04/13/2008, 07:47 PM
I saw the Crinoid Squat lobster on divers den on liveaquaria and thought they looked pretty cool.

I would like to get one but had a few questions.

1. Are they reef safe?
2. How big does this kind get or any kind in general?
3. Do they host corals or just hang around the rocks or crevices?
4. Are they aggressive-enough to kill fish or small shrimp? territorial?
5. What will they eat?


04/14/2008, 06:47 PM

And do these also host corals or gorgonians?

04/14/2008, 10:47 PM
as there name implies they host crinoid starfish wich have dismal survivor rates in captivity. they get up to about an inch and i doubt they will harm anything since there so small.other than that i no nothing else about them.

04/16/2008, 04:27 PM
Does anyone else know anything about them? The questions above?

04/22/2008, 01:37 PM
Squat lobsters are decapod crustaceans of the families Galatheidae and Chirostylidae, including the common genera Galathea and Munida. They are not lobsters at all, but are more closely related to porcelain crabs, hermit crabs and then, more distantly, true crabs.

They are also much smaller than lobsters that can be legally harvested.
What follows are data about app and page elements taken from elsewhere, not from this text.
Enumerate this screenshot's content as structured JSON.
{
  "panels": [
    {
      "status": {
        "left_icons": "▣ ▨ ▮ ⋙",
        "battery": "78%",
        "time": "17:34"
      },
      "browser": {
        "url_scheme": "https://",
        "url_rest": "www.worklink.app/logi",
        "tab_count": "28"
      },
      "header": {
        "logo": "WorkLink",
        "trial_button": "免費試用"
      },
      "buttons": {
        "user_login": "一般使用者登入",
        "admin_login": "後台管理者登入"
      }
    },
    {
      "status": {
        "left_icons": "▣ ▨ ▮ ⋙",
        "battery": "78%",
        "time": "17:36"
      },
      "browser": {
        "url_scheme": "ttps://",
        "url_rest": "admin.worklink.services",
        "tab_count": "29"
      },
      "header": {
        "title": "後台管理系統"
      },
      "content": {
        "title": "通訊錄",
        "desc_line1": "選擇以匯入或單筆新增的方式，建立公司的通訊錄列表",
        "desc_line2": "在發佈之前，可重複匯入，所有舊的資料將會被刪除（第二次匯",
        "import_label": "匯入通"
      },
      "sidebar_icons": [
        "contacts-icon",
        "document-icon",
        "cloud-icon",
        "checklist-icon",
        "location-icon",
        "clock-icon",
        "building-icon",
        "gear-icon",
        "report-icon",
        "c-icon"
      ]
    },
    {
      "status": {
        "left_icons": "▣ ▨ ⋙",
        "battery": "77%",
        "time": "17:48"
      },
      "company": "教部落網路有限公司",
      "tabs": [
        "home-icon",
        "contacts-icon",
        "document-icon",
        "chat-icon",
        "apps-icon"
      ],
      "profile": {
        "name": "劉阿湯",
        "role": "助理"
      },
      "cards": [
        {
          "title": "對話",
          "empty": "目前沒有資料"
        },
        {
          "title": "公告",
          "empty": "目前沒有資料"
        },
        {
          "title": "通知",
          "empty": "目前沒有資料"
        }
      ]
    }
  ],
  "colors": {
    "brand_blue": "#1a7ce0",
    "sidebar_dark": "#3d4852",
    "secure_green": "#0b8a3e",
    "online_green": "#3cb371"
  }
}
For example, Munida rugosa has a maximum body length of 10 cm with abdomen extended [1], and the striated squat lobster Galathea australiensis has a carapace that reaches 15 cm in length [2].

Flesh from these animals is often commercially sold in restaurants as "langostino lobster," or sometimes called merely "lobster" when incorporated in seafood dishes (although both uses are considered by some to be ethically dubious), which highly upsets the Maine lobster industry [3].
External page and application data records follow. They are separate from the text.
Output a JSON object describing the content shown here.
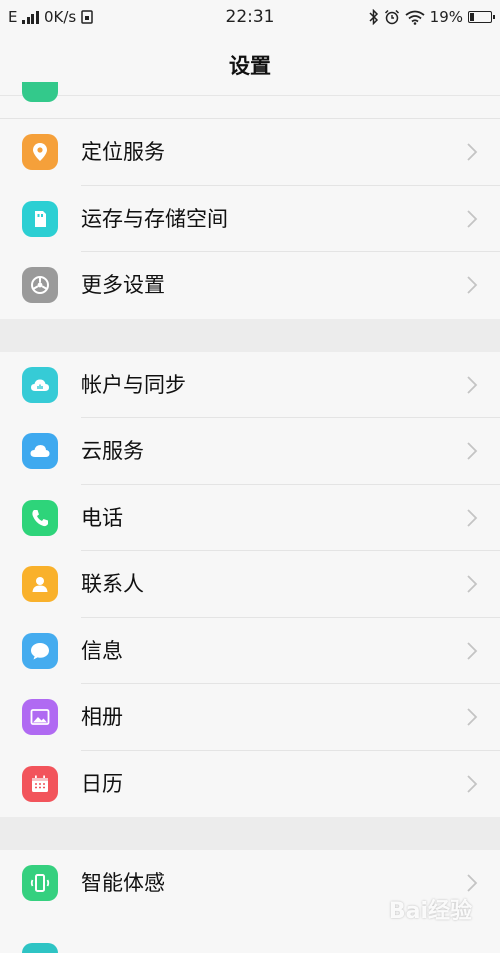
{
  "status_bar": {
    "network": "E",
    "speed": "0K/s",
    "time": "22:31",
    "battery_percent_text": "19%",
    "battery_level": 0.19,
    "icons": [
      "signal-icon",
      "sim-icon",
      "bluetooth-icon",
      "alarm-icon",
      "wifi-icon",
      "battery-icon"
    ]
  },
  "header": {
    "title": "设置"
  },
  "settings": {
    "group1": [
      {
        "label": "定位服务",
        "icon": "location-icon",
        "color": "#f5a03a"
      },
      {
        "label": "运存与存储空间",
        "icon": "storage-icon",
        "color": "#2ccfd3"
      },
      {
        "label": "更多设置",
        "icon": "gear-icon",
        "color": "#9a9a9a"
      }
    ],
    "group2": [
      {
        "label": "帐户与同步",
        "icon": "account-sync-icon",
        "color": "#36cbd6"
      },
      {
        "label": "云服务",
        "icon": "cloud-icon",
        "color": "#3ea9ef"
      },
      {
        "label": "电话",
        "icon": "phone-icon",
        "color": "#2ed47a"
      },
      {
        "label": "联系人",
        "icon": "contact-icon",
        "color": "#f9b12b"
      },
      {
        "label": "信息",
        "icon": "message-icon",
        "color": "#45acef"
      },
      {
        "label": "相册",
        "icon": "album-icon",
        "color": "#b06af2"
      },
      {
        "label": "日历",
        "icon": "calendar-icon",
        "color": "#f2545b"
      }
    ],
    "group3": [
      {
        "label": "智能体感",
        "icon": "smart-motion-icon",
        "color": "#35d07f"
      }
    ]
  },
  "watermark": "Bai经验"
}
The body of a squat lobster is usually flattened, the abdomen is typically folded under itself, and the first pereiopods (front legs) are greatly elongated and armed with long chelae (claws). The fifth pair of pereiopods is usually hidden within the gill chamber, under the carapace, giving squat lobsters the appearance of having only eight pereiopods.

It was long assumed that squat lobsters hide in crevices and catch prey with their long claws. However, recent observations showed the animals to wait on the tops of Lophelia coral reefs and catch fish swimming past. Here I just got this on google took me a sec.

04/22/2008, 02:30 PM
What key words did you type in. I researched on google as well, but didn't find that much info.


Gary Majchrzak
04/22/2008, 02:33 PM
<a href=showthread.php?s=&postid=12386729#post12386729 target=_blank>Originally posted</a> by Tennyson
What key words did you type in. I researched on google as well, but didn't find that much info.

use scientific names ;)

04/22/2008, 03:32 PM
squat lobster